India has more than 1,200 digital lending start-ups and most of the digital payments FinTech are diversifying into online lending.
The public needs to be aware of the terms and conditions of any type of loan and be wary of the lure of easy money and falling into the debt trap of loan sharks.
As the account aggregator ecosystem went live on 2 September RBI framework, it is expected to give a fillip to lending in India. India has more than 1,200 digital lending start-ups and most of the digital payments FinTech are diversifying into online lending as it is seen as lucrative.
In order to acquire scale in customers and merchants, the Third-Party Application Providers (TPAPs) in UPI such as Google Pay, Phone Pe, Amazon Pay, Whatsapp Pay etc. and Paytm Payments Bank App, have been spending aggressively on marketing and advertising.
They have been spending on promotional offers, huge cashbacks, discounts, celebrity endorsements and big event sponsorship. While this has resulted in an exponential growth rate in UPI transactions and massive growth in user base, it has resulted in whopping losses for the companies. The waiver of MDR on UPI has also hit the revenue model.
The whole idea of attaining scale is to monetise the data at a later stage for cross-selling of financial services, especially lending. While the Data Protection Bill is in the final stages of discussion, there is a looming risk of monetisation of data by BigTech, FinTech and other players in the digital payments space.
However, credit is an idiosyncratic business. Lending to thin-credit individuals and small businesses is fraught with risk. Stronger collection machinery is required in a country such as India, which has a higher share of self-employed, marginal customers with less financial literacy and discipline.
China is a cautionary tale of what happens when borrowers have access to easy money, without sufficient risk assessment. Chinese households now face a $9 trillion debt, a quarter of which were loans given to small businesses.
If we study the past credit negative events, such as the Andhra microfinance crisis of 2010 and the Assam microfinance imbroglio, we note that such thin-credit lending is vulnerable to over-leverage for consumption, local-level factors, macro-event and political instability (election).
As the consumers tend to be precarious, any macro events such as demonetisation, natural disasters such as floods/tsunami or Covid-19 pandemic can spike the delinquency levels. If the lenders use aggressive lending and marketing strategies to acquire scale, there is a tendency to lower standards of risk assessment, increase risk appetite and lend above the average levels, which thereby leads to higher delinquencies.
The public also needs to be aware of the terms and conditions of any type of loan and be wary of the lure of easy money and falling into the debt trap of loan sharks.

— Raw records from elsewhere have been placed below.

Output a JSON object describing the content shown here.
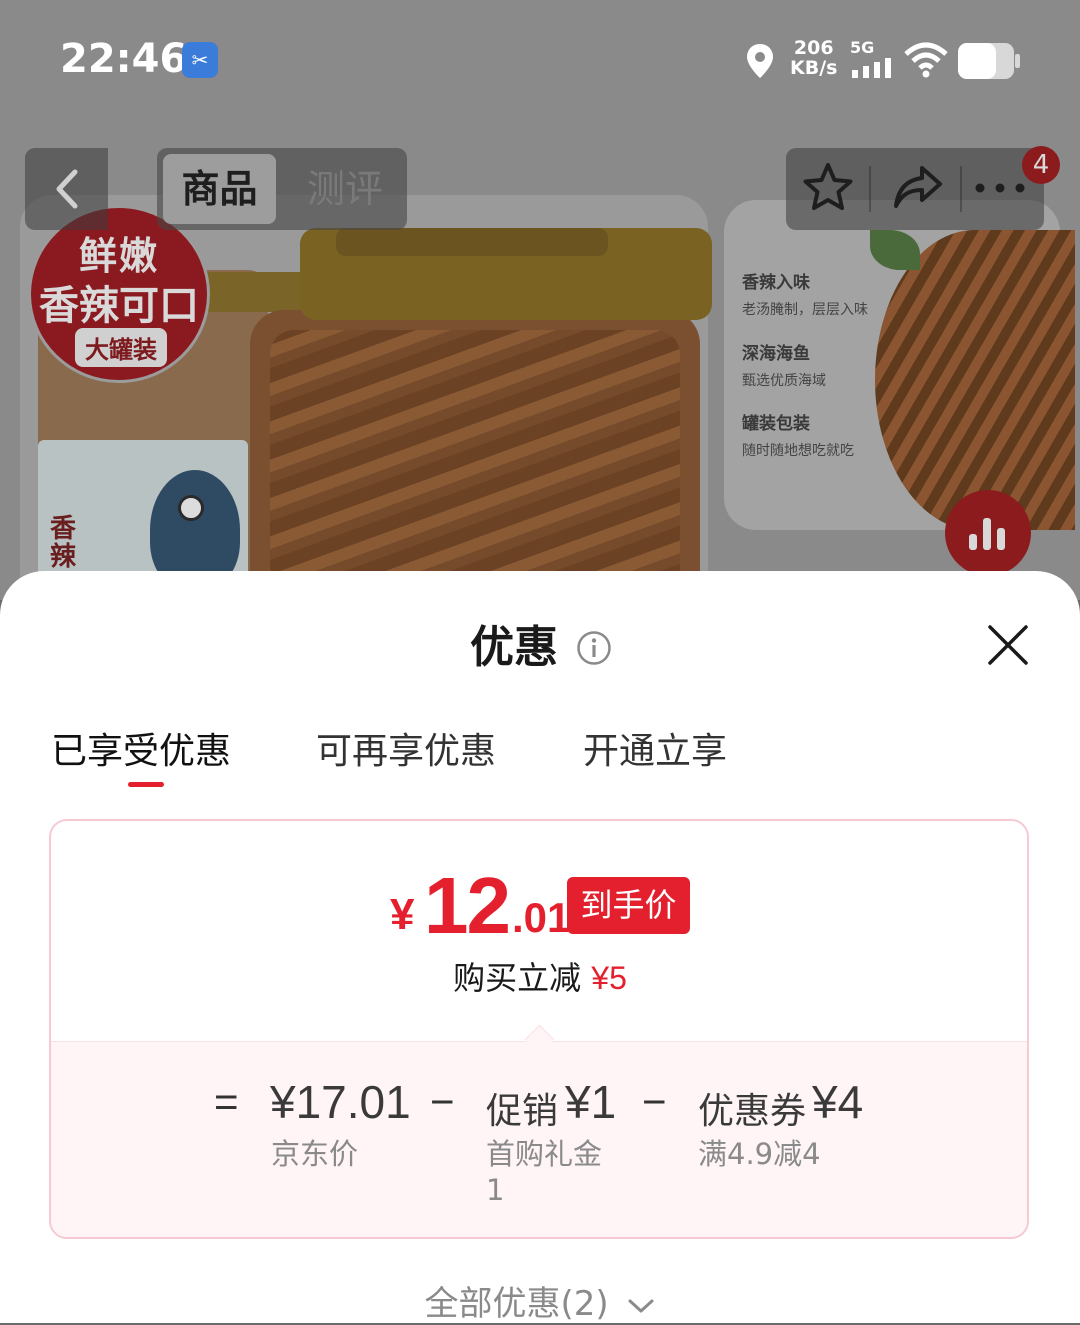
{
  "status_bar": {
    "time": "22:46",
    "net_speed_value": "206",
    "net_speed_unit": "KB/s",
    "network": "5G",
    "icons": [
      "screen-cast-icon",
      "location-icon",
      "signal-icon",
      "wifi-icon",
      "battery-icon"
    ]
  },
  "nav": {
    "tabs": [
      "商品",
      "测评"
    ],
    "active_tab": "商品",
    "badge_count": "4",
    "icons": [
      "back-icon",
      "star-icon",
      "share-icon",
      "more-icon"
    ]
  },
  "product_background": {
    "seal_line1": "鲜嫩",
    "seal_line2": "香辣可口",
    "seal_tag": "大罐装",
    "jar_label": "香辣",
    "features": [
      {
        "title": "香辣入味",
        "desc": "老汤腌制，层层入味"
      },
      {
        "title": "深海海鱼",
        "desc": "甄选优质海域"
      },
      {
        "title": "罐装包装",
        "desc": "随时随地想吃就吃"
      }
    ]
  },
  "sheet": {
    "title": "优惠",
    "tabs": [
      "已享受优惠",
      "可再享优惠",
      "开通立享"
    ],
    "active_tab_index": 0,
    "final_price": {
      "currency": "¥",
      "integer": "12",
      "decimal": ".01",
      "tag": "到手价"
    },
    "purchase_reduce_label": "购买立减",
    "purchase_reduce_value": "¥5",
    "breakdown": {
      "equals": "=",
      "minus": "−",
      "items": [
        {
          "amount": "¥17.01",
          "label": "京东价"
        },
        {
          "name": "促销",
          "amount": "¥1",
          "label": "首购礼金",
          "label2": "1"
        },
        {
          "name": "优惠券",
          "amount": "¥4",
          "label": "满4.9减4"
        }
      ]
    },
    "all_offers": "全部优惠(2)",
    "colors": {
      "accent": "#e5202e",
      "card_border": "#f7c9d2",
      "card_lower_bg": "#fff4f6"
    }
  }
}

Non-performing assets (NPA) numbers of FinTech Non-Banking Financial Companies (NBFCs) are alarming. FinTech portfolios have 8x more delinquent accounts compared to private banks (43 per cent vs 5 per cent for August 2020). The rise in delinquent accounts calls for a closer look at portfolios and emphasises the need for better collection strategies.

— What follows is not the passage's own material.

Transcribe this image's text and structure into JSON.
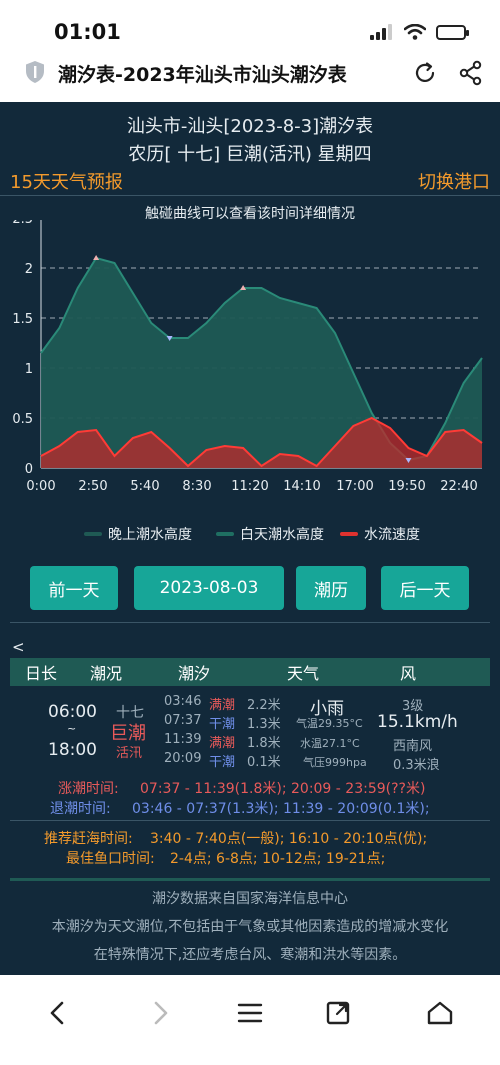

Nearly 43 per cent of personal loan accounts were in the overdue buckets for FinTech NBFCs compared to 22 per cent of such accounts in August 2019, according to ‘Fintech Collections, Trends and Strategies’ report. While this could be due to moratorium, the report, however, attributed the increase in overdue loans for FinTech firms to a riskier consumer base.
Banks have generally been lending to consumers in prime and above risk tiers, and those with a relatively stable flow of income and leveraging their liability base to acquire personal loans. Many banks in India have focussed so far on high creditworthy segments primarily due to lack of credit history of others. The traditional ways of banking approve only 25-40 per cent of the loan applications.
At the same time, FinTechs have onboarded consumers with low credit scores and leveraged more alternative data. More than half of the personal loans originated by FinTech firms in August 2020 were from below prime-risk tier customers (with credit scores of 730 or below), compared to 38 per cent of such customers for NBFCs, 25 per cent for public sector banks and 19 per cent for private sector banks.
As NITI Aayog CEO Amitabh Kant pointed out, India’s credit-to-GDP ratio (about 51 per cent) is the lowest among its global peers and we need to increase private debt. But we need to do it with a pinch of caution!